Work required - Whenever the string "battery" turns up in a line below, that line should be copied.
———
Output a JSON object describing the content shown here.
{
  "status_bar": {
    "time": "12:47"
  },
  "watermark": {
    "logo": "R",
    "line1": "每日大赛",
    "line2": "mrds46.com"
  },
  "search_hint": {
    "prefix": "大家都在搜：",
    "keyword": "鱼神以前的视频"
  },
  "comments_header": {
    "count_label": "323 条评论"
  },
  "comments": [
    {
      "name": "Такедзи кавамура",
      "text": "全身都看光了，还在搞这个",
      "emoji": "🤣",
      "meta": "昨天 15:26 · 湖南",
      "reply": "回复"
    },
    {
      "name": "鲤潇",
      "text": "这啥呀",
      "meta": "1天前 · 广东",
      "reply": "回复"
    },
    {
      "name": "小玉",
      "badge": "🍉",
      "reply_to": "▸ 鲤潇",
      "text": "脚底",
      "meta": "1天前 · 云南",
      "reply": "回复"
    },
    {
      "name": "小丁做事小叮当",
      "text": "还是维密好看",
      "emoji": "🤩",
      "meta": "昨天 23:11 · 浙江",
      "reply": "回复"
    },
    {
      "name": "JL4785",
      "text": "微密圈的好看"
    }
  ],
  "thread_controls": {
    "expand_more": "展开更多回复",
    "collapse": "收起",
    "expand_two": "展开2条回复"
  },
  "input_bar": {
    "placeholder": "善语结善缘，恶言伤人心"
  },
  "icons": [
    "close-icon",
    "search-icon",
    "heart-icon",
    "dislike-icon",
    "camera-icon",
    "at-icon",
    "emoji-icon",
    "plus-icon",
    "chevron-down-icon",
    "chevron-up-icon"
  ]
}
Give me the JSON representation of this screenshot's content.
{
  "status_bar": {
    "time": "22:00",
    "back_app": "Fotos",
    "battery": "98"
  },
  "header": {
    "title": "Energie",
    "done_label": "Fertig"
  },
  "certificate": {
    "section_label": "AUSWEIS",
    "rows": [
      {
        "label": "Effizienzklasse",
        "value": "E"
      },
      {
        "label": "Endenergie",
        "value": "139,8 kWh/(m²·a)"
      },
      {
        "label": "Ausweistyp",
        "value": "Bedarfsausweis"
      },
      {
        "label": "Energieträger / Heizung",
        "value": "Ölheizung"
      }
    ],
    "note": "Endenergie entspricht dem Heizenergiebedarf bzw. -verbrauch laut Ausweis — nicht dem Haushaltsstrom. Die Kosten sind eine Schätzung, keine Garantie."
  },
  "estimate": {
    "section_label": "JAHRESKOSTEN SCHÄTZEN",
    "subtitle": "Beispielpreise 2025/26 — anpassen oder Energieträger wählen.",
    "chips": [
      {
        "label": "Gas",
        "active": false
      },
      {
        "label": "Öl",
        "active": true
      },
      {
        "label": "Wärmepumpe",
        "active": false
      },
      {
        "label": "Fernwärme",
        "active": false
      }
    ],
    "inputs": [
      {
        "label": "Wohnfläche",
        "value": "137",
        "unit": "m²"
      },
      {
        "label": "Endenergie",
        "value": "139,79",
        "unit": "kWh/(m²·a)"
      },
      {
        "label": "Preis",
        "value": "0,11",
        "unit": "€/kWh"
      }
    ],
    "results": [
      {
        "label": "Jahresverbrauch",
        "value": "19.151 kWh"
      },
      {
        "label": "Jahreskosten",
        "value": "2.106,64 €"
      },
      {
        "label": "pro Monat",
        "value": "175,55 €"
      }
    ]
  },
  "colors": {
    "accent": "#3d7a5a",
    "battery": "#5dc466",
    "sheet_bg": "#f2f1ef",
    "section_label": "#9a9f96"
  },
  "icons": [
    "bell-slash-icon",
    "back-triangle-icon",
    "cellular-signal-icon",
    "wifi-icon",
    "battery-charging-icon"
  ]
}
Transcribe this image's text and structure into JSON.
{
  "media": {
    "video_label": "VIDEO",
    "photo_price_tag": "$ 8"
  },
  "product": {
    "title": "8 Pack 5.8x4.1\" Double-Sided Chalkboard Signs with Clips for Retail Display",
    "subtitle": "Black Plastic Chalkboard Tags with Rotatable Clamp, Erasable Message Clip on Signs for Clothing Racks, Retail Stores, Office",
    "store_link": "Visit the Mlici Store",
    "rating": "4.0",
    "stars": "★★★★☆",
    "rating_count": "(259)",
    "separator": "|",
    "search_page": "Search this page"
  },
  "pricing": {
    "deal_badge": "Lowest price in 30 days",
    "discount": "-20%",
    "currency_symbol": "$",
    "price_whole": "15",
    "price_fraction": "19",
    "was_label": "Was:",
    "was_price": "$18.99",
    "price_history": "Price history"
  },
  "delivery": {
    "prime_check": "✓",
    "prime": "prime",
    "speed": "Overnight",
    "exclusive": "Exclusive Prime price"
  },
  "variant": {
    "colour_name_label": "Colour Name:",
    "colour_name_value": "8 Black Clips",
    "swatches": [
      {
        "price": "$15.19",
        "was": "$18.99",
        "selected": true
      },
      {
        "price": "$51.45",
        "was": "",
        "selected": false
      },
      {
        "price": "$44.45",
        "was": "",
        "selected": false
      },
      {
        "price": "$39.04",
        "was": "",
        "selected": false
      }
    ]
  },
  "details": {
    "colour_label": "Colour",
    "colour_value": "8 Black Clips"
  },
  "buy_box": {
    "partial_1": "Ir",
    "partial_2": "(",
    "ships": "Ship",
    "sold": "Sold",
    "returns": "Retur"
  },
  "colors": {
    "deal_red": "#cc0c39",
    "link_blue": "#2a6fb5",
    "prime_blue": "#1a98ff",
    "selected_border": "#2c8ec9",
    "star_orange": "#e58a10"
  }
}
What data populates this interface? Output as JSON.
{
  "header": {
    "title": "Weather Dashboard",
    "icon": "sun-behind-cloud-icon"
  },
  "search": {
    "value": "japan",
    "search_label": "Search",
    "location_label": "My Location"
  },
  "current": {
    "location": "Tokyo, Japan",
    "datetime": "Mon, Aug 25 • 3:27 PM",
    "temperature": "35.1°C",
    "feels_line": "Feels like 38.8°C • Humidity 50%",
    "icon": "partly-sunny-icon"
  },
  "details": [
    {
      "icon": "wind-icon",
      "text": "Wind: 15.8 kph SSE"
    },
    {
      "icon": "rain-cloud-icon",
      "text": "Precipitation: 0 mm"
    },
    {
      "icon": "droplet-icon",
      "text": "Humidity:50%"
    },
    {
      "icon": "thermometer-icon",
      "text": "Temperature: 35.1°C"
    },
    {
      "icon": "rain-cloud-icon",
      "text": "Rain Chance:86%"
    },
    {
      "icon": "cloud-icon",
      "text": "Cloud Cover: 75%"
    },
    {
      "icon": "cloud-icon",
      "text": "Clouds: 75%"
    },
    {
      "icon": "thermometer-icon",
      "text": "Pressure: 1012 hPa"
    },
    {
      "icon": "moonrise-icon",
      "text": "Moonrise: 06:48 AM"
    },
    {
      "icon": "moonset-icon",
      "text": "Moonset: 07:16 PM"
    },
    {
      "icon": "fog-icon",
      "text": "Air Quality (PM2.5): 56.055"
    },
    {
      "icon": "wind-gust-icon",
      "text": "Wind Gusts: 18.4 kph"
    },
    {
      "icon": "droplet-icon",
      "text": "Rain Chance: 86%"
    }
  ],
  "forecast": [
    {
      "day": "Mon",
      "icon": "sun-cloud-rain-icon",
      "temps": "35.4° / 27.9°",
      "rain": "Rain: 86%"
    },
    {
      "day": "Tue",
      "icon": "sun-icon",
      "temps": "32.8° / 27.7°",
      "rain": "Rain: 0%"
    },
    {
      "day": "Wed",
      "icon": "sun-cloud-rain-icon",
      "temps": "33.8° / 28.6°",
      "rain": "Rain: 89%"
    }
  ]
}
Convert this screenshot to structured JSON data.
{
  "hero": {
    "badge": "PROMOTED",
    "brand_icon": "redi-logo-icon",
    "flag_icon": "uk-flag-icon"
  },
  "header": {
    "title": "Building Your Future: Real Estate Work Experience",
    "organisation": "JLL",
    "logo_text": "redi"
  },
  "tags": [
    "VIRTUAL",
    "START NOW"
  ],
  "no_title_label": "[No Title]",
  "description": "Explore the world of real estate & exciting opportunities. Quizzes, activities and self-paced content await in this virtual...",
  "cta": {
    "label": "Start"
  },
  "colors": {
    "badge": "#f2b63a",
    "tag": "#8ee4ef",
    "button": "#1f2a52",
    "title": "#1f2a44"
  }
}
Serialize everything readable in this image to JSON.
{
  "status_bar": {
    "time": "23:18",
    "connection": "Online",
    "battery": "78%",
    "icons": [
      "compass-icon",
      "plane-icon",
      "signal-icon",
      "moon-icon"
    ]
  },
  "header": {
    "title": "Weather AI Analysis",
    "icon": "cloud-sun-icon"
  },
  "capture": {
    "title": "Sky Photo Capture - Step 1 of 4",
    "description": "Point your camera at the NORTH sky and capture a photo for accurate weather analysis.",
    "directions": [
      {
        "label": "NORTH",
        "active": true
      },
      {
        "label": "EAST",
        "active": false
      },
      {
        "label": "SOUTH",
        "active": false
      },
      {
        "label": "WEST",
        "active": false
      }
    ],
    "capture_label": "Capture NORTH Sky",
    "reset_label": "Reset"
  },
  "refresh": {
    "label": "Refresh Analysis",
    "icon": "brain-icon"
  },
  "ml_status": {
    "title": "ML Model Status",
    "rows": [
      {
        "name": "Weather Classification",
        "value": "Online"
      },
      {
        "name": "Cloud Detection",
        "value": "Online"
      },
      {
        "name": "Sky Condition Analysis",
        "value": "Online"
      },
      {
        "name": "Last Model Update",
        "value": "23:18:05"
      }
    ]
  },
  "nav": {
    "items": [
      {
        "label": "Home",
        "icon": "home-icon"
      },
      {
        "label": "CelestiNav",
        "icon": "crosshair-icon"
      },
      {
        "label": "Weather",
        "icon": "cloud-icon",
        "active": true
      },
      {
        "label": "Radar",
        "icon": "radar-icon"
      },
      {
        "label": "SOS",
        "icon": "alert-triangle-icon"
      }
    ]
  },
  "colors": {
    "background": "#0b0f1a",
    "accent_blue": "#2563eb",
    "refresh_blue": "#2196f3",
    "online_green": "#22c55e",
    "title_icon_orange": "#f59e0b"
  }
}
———
Answer to this problem -
    "battery": "98"
    "battery": "#5dc466",
    "battery-charging-icon"
    "battery": "78%",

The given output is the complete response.